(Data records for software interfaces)
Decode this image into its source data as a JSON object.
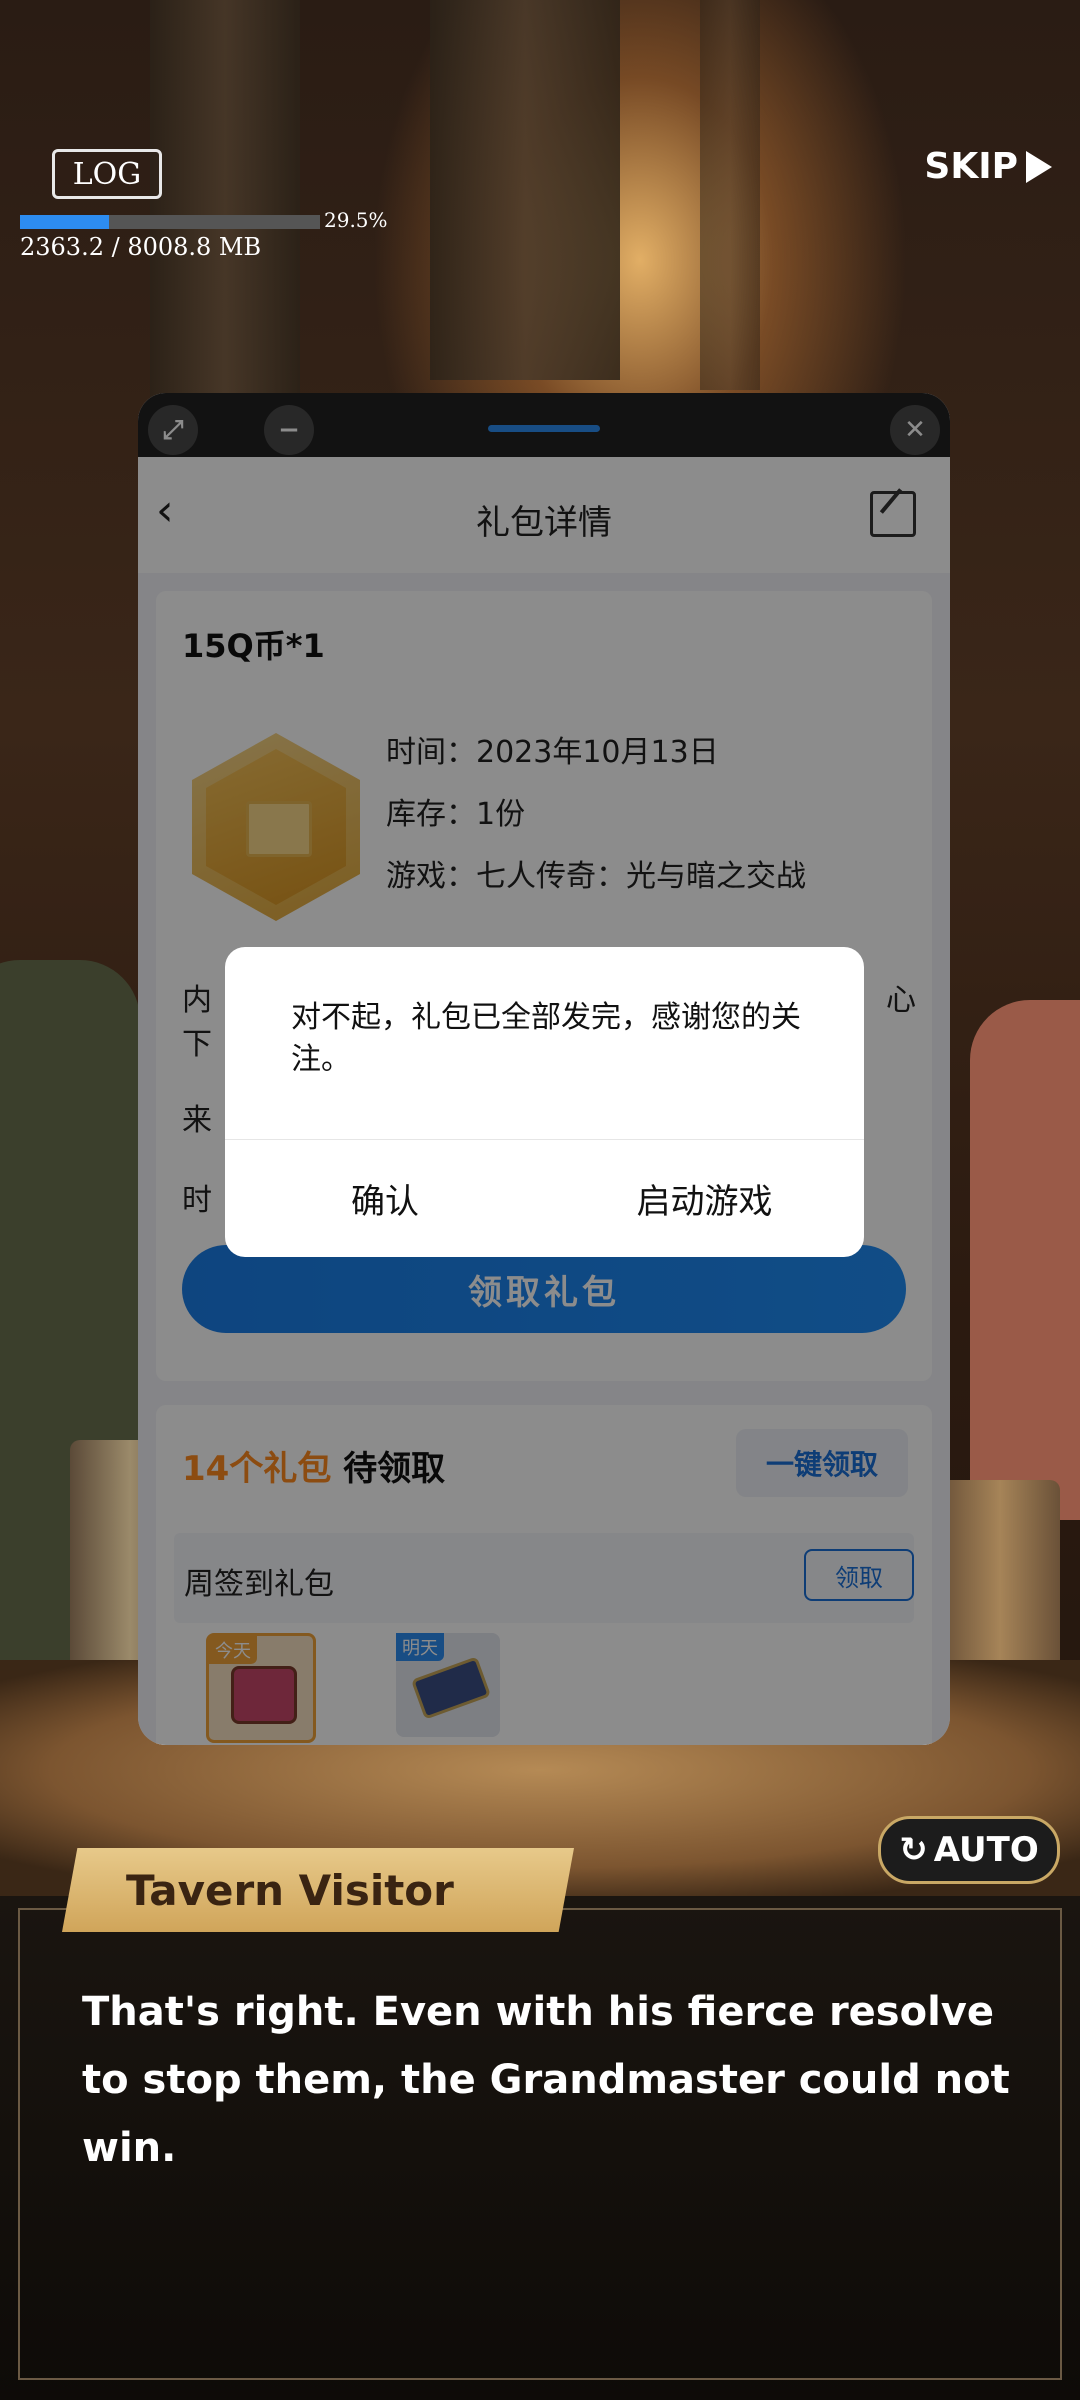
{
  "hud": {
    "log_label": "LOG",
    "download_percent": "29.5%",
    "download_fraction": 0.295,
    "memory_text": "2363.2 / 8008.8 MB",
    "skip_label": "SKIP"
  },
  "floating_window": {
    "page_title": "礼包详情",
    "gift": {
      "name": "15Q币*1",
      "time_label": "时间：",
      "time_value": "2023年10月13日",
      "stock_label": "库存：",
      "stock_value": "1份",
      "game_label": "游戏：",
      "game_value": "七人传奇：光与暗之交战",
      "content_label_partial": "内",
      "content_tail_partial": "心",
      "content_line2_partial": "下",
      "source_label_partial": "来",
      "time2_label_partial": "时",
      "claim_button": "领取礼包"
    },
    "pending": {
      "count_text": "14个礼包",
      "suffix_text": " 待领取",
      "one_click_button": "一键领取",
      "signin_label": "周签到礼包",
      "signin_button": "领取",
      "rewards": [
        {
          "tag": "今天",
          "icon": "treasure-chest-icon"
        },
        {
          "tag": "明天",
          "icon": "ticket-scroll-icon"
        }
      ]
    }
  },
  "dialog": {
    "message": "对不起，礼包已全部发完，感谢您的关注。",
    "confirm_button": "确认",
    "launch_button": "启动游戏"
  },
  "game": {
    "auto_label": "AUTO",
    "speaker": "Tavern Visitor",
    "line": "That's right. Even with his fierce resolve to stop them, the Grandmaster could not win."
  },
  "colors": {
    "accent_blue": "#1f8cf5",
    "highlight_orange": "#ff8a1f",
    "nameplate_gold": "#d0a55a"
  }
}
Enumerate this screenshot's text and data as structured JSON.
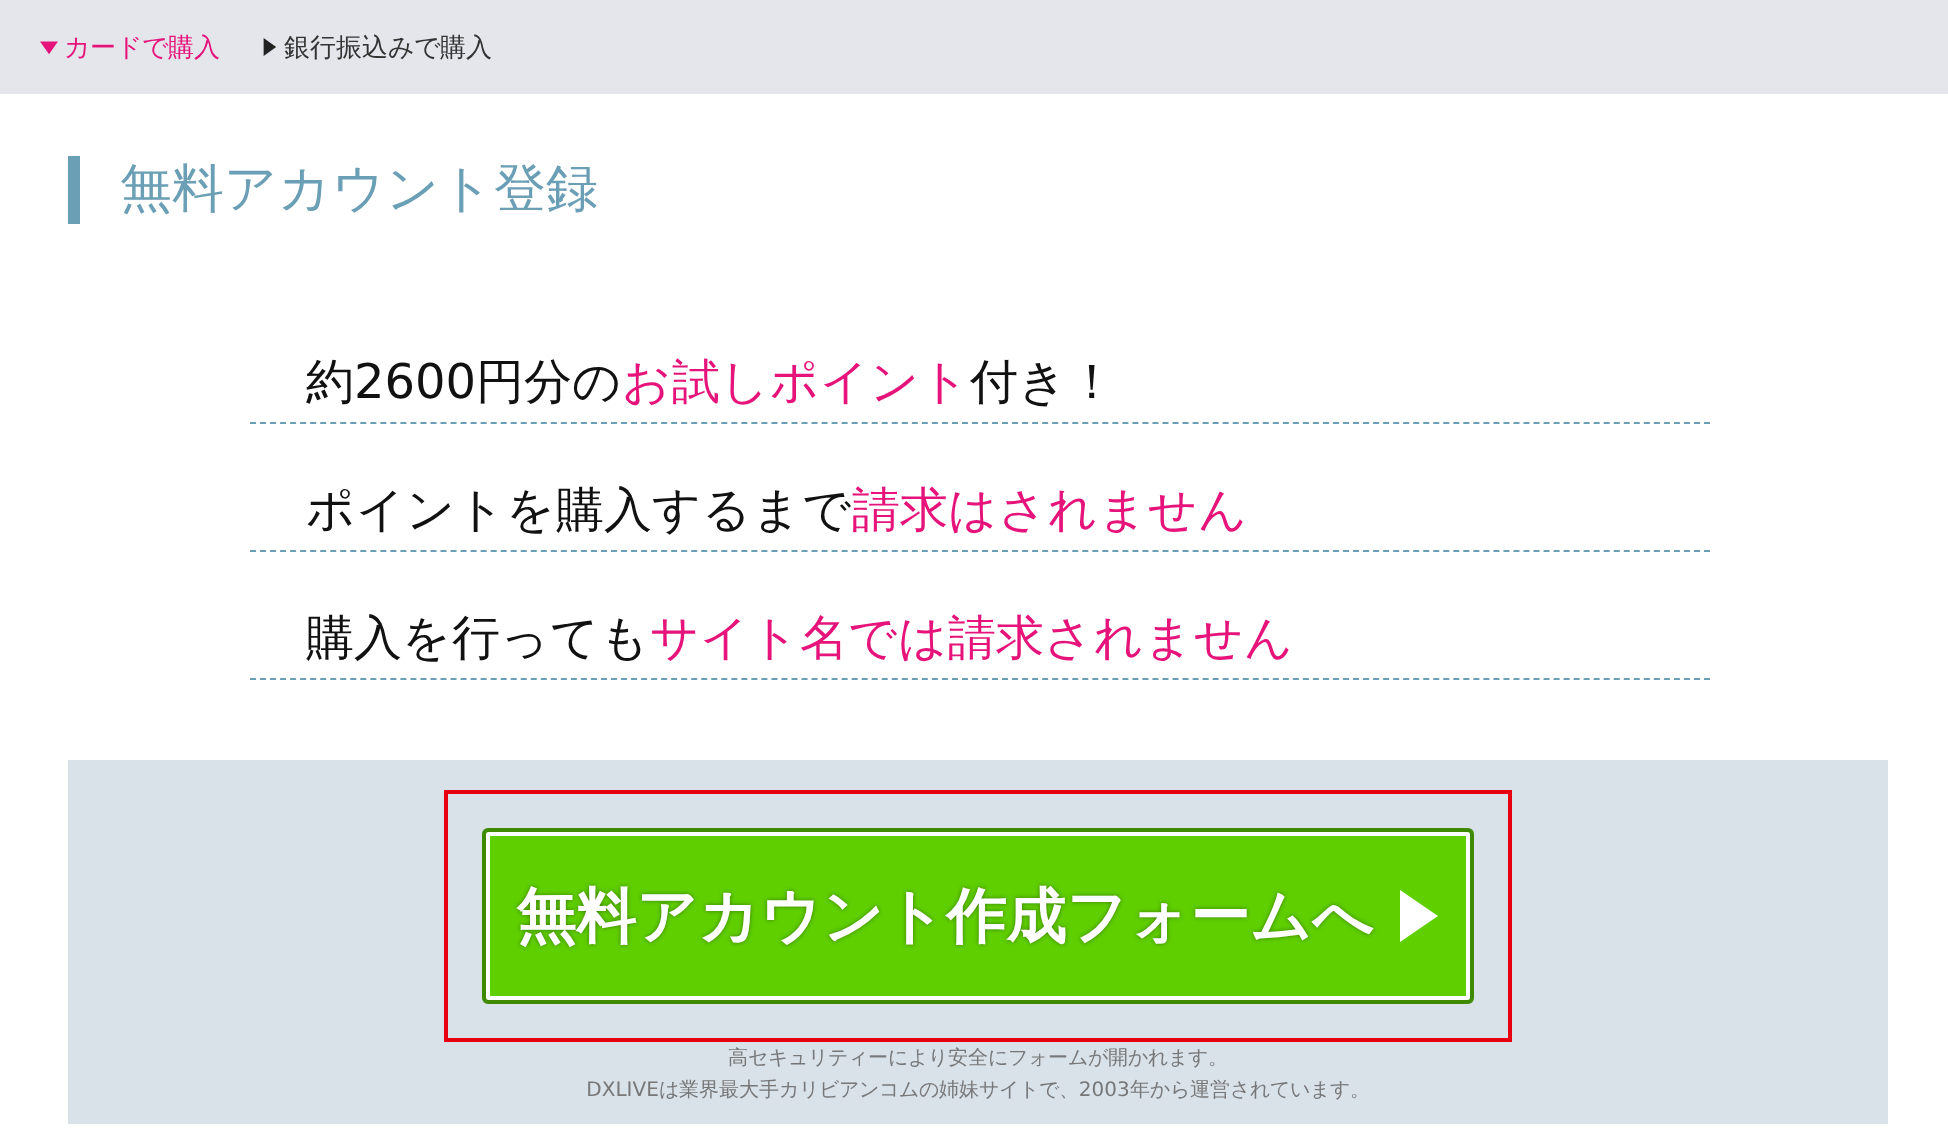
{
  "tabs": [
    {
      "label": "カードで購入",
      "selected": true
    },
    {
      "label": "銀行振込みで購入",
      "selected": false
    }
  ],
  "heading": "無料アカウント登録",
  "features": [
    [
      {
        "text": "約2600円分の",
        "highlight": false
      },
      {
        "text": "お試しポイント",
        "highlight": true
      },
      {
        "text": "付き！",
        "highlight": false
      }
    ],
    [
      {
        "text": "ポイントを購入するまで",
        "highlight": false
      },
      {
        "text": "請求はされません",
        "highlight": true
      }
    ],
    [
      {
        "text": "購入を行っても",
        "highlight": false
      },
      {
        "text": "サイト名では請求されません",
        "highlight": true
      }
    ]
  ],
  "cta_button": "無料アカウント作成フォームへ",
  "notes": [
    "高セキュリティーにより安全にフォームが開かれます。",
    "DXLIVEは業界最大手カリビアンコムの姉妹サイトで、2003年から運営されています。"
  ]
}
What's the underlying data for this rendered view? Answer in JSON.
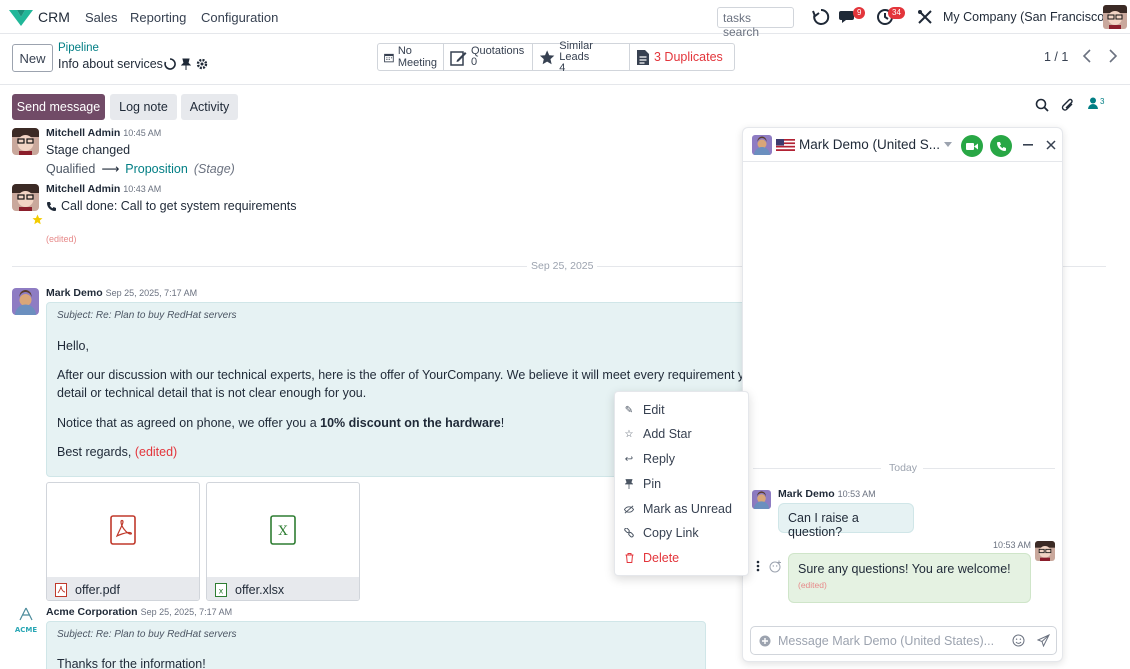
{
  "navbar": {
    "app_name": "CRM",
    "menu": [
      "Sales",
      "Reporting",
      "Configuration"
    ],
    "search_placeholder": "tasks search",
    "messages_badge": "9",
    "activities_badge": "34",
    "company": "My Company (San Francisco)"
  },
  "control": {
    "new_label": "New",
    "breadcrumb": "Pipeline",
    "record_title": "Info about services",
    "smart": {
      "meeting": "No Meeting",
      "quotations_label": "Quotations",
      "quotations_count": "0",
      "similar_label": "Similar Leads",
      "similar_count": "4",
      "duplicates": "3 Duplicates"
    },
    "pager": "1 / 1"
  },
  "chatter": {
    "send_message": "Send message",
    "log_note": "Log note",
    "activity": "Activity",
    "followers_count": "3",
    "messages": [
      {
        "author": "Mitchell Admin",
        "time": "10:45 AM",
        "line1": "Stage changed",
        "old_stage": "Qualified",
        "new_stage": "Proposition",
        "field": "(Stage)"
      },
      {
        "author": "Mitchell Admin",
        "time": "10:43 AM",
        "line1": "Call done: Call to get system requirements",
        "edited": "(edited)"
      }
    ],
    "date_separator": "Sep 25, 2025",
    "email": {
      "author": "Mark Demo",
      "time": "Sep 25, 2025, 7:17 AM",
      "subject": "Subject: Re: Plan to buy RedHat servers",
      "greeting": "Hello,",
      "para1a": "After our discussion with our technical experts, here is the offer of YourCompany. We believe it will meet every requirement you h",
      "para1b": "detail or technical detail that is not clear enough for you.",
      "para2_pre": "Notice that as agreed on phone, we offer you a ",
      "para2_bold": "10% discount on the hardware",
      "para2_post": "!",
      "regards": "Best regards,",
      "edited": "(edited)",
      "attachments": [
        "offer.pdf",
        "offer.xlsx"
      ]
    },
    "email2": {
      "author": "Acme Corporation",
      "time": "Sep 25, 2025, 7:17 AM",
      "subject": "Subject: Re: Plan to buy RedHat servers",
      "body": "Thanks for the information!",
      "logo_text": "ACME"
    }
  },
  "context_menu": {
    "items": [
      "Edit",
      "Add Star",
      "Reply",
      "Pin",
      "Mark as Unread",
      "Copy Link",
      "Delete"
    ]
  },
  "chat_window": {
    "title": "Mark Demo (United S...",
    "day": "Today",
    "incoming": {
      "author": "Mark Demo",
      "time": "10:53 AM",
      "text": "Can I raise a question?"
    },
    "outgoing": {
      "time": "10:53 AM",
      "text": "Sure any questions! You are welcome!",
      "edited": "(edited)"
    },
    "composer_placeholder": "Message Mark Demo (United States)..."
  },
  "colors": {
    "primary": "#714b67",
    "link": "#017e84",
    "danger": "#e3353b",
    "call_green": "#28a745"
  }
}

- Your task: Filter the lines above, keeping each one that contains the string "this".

- Exercise solution:
Decode this image into its source data as a JSON object.
Enumerate this screenshot's text and data as structured JSON.
What's the underlying data for this rendered view? Answer in JSON.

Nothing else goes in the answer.